◆ WORK REQUEST:
The records below must be reproduced exactly, excluding any pictures.

◆ MATERIAL FOR THIS EXERCISE:
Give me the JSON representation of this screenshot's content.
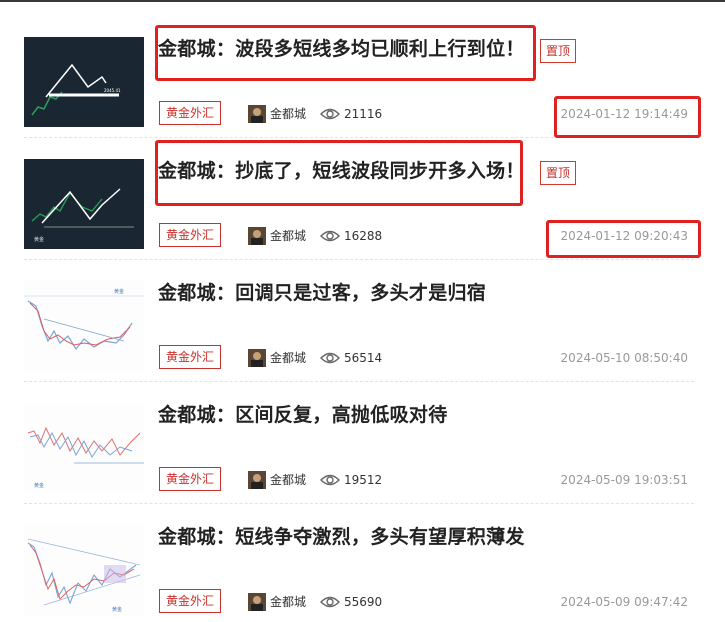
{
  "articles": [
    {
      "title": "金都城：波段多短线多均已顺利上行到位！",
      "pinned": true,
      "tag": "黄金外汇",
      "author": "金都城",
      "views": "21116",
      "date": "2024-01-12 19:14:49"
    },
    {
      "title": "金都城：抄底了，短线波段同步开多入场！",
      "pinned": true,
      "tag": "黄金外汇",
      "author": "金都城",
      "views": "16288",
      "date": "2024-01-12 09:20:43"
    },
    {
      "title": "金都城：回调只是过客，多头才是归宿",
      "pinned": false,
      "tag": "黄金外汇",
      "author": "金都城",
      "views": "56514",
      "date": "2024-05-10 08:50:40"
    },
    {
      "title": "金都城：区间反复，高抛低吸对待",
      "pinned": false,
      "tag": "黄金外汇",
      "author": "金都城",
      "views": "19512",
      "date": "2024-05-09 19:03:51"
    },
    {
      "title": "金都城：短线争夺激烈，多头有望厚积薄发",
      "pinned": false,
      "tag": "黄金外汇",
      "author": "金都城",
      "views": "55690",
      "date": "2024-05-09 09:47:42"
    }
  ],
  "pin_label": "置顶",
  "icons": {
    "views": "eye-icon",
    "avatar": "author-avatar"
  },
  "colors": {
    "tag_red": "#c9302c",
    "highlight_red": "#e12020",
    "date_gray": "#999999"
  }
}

◆ SOLUTION TO THIS PROBLEM:
Give me the JSON representation of this screenshot's content.
{
  "articles": [
    {
      "title": "金都城：波段多短线多均已顺利上行到位！",
      "pinned": true,
      "tag": "黄金外汇",
      "author": "金都城",
      "views": "21116",
      "date": "2024-01-12 19:14:49"
    },
    {
      "title": "金都城：抄底了，短线波段同步开多入场！",
      "pinned": true,
      "tag": "黄金外汇",
      "author": "金都城",
      "views": "16288",
      "date": "2024-01-12 09:20:43"
    },
    {
      "title": "金都城：回调只是过客，多头才是归宿",
      "pinned": false,
      "tag": "黄金外汇",
      "author": "金都城",
      "views": "56514",
      "date": "2024-05-10 08:50:40"
    },
    {
      "title": "金都城：区间反复，高抛低吸对待",
      "pinned": false,
      "tag": "黄金外汇",
      "author": "金都城",
      "views": "19512",
      "date": "2024-05-09 19:03:51"
    },
    {
      "title": "金都城：短线争夺激烈，多头有望厚积薄发",
      "pinned": false,
      "tag": "黄金外汇",
      "author": "金都城",
      "views": "55690",
      "date": "2024-05-09 09:47:42"
    }
  ],
  "pin_label": "置顶",
  "icons": {
    "views": "eye-icon",
    "avatar": "author-avatar"
  },
  "colors": {
    "tag_red": "#c9302c",
    "highlight_red": "#e12020",
    "date_gray": "#999999"
  }
}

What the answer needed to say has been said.